Home offices – and interior design which supports their functionality – looks set to evolve in order to meet demand. This functionality will most keenly be realised via furniture; office chairs that are comfortable, contemporary and aesthetically pleasing will enter the home in 2022, doubling up as a chair for recreation at weekends. 

The ideal home office should have a dedicated workstation, good lighting and be set up in a way which doesn’t cause you back pain. It is designed to inspire creativity and productivity with the use of the right choice of colour and décor. 

Zoned Spaces 

Where open floor plans were all the rage and once reigned supreme in households across the country, many have now created dedicated spaces for different purposes by zoning different parts of a room and using sliding doors, screens and modular walls to create privacy. 

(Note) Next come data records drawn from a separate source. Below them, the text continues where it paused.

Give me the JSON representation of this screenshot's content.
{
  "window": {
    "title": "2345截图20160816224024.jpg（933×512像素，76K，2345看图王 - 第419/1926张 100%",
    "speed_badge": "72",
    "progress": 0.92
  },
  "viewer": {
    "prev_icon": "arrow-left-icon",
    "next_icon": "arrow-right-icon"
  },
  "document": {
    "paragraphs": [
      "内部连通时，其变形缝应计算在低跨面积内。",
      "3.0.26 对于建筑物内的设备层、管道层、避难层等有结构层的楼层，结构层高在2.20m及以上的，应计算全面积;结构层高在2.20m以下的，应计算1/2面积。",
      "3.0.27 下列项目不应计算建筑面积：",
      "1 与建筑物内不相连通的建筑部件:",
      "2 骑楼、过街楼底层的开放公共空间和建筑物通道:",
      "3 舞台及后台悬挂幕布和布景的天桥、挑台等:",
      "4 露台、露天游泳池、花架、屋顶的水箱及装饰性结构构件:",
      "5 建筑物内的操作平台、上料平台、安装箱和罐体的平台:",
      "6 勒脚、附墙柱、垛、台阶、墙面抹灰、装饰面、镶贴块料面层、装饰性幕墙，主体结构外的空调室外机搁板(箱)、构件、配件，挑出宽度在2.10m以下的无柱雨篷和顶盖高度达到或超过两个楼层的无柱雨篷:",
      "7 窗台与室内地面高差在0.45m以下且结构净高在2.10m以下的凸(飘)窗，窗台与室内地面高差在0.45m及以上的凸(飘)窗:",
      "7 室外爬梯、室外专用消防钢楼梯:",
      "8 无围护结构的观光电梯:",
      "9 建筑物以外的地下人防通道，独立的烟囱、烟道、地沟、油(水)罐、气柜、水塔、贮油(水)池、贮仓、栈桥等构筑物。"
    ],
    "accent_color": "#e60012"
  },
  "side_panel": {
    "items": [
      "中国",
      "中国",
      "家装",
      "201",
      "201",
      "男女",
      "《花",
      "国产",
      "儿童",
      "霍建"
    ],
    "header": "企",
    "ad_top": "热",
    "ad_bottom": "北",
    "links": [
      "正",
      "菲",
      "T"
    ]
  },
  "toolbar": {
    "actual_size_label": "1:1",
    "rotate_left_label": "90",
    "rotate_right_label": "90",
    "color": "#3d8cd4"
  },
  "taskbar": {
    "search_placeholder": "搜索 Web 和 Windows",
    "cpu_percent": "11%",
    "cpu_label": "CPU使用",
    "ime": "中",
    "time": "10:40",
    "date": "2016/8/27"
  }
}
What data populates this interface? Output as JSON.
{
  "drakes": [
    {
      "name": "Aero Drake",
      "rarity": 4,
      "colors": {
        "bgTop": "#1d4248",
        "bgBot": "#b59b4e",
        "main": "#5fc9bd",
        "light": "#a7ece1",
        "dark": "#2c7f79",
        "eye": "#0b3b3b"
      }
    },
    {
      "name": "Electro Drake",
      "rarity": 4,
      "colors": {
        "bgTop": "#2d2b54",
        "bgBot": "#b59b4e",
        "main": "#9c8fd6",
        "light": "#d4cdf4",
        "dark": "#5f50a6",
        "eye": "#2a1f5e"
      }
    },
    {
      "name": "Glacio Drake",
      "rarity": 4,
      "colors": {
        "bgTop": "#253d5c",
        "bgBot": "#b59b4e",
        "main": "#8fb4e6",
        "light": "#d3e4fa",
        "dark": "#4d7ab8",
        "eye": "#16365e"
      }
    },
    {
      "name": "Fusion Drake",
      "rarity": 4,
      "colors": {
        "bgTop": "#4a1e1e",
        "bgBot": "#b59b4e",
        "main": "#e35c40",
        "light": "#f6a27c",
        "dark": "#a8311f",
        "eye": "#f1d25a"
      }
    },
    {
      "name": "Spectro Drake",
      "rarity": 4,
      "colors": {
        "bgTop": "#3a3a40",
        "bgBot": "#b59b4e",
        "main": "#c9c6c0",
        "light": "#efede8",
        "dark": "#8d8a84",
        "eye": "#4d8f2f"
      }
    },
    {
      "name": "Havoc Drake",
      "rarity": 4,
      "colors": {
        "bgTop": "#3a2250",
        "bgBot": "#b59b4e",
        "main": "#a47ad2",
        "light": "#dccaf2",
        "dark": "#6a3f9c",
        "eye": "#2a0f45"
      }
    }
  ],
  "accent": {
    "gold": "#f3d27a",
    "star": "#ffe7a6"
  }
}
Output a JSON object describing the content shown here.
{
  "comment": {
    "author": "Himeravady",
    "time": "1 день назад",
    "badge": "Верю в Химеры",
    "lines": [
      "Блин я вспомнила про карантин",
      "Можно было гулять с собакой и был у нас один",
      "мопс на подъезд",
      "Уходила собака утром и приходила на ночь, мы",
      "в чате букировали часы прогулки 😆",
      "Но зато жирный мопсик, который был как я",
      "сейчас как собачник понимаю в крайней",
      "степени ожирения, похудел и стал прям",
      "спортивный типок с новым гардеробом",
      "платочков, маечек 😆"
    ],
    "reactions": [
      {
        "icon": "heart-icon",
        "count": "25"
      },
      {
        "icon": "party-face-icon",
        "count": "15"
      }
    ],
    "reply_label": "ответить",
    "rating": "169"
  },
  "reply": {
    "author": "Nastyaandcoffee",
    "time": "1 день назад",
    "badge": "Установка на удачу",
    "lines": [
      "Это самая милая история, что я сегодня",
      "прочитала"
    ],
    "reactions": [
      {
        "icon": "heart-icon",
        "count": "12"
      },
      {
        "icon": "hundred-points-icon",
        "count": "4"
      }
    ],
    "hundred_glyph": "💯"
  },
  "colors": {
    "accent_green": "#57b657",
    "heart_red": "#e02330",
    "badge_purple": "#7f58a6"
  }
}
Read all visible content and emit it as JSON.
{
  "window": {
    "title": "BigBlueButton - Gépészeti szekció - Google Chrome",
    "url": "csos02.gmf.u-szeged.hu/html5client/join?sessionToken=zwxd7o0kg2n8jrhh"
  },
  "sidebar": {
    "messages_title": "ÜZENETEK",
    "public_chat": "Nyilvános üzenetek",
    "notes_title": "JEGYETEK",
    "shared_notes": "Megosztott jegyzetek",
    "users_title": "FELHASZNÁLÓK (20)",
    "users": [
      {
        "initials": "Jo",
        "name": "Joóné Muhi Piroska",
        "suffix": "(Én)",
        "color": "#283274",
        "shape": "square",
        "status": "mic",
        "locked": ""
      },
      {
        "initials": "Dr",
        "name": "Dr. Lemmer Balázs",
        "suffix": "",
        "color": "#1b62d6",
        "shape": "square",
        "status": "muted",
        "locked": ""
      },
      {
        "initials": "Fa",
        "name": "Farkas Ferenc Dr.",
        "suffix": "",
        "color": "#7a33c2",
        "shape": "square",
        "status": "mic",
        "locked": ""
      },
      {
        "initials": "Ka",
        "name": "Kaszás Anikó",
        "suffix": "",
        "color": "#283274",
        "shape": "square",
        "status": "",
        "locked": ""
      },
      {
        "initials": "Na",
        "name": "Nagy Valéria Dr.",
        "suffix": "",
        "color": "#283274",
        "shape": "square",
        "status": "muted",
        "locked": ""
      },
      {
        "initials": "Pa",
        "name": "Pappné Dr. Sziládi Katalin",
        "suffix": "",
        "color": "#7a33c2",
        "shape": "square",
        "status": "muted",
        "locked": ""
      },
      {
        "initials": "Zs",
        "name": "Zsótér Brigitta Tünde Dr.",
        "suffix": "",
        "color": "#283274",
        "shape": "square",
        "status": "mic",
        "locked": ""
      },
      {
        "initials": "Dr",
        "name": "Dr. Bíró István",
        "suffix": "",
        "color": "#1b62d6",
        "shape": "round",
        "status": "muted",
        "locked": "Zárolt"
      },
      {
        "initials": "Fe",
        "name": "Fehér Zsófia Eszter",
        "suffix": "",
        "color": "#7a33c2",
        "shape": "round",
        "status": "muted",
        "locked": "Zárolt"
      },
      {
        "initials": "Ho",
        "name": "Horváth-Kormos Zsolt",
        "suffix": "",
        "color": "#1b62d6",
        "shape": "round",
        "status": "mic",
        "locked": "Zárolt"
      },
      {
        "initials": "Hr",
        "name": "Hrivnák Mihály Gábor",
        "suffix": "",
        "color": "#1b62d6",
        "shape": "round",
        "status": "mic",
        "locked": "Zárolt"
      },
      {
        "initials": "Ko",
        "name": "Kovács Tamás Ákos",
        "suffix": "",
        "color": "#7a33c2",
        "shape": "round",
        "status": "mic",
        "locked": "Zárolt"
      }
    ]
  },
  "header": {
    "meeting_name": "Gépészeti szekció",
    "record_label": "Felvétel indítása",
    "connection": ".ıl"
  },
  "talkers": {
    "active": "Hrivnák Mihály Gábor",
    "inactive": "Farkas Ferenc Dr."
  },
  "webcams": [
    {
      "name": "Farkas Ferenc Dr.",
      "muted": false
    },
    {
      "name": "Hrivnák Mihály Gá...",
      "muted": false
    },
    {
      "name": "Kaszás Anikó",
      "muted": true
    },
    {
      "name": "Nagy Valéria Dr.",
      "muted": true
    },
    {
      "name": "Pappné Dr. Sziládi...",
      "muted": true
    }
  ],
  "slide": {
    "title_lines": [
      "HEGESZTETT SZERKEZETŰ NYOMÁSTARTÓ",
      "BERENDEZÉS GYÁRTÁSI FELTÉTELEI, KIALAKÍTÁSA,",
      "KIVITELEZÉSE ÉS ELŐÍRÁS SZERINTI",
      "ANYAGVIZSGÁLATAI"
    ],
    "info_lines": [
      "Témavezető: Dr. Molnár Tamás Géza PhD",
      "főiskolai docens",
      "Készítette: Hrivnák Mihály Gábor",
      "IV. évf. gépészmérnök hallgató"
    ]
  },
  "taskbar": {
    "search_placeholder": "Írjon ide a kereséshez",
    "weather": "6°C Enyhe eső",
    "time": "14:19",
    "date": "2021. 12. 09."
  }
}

Many rooms already serve multiple purposes, so creating different spaces within a room with the use of clever partitions and clever storage solutions to create special nooks and alcoves, are helped us create spaces that allow us to easily transition from one activity to another and make better use of our homes.

Boutique Hotel Vibes

During the pandemic, we all started to upgrade our interiors and many of us decided to channel the vibe of a boutique hotel.

Boutique hotels are all about bespoke interiors and adding extra personality to a space. Instead of staring at white walls and the previously popular Scandinavian minimalist decor, styling our homes to add visual intrigue and creating our own personalised spaces made us feel more in control and content with the environment we were living in.

Moreover, since we weren’t allowed to travel, creating bedrooms that looked like one you would find in a five star hotel gave us the escapism we were all in need off.

Wellbeing With Colours

What better way to liven up a space than with a pop of colour? Accentuating the look of a space with coloured curtains and upholstery is emerging as a trend in these tough times.

Colours which promote wellness are particularly popular right now; think dark faded green or inky blue for a sense of harmony, muted bubble gum pink for an instant hit of good vibes, and warm yellow to bring the sunshine inside, whatever the weather.

The Bottom Line

While the pandemic has definitely been challenging, people are trying to work their way round the ‘new normal’. Remote work is here to stay, with 65% of employees preferring to continue working from home. Accordingly, we think these interior design trends may well stick around, too.

Related Articles


You cannot copy content of this page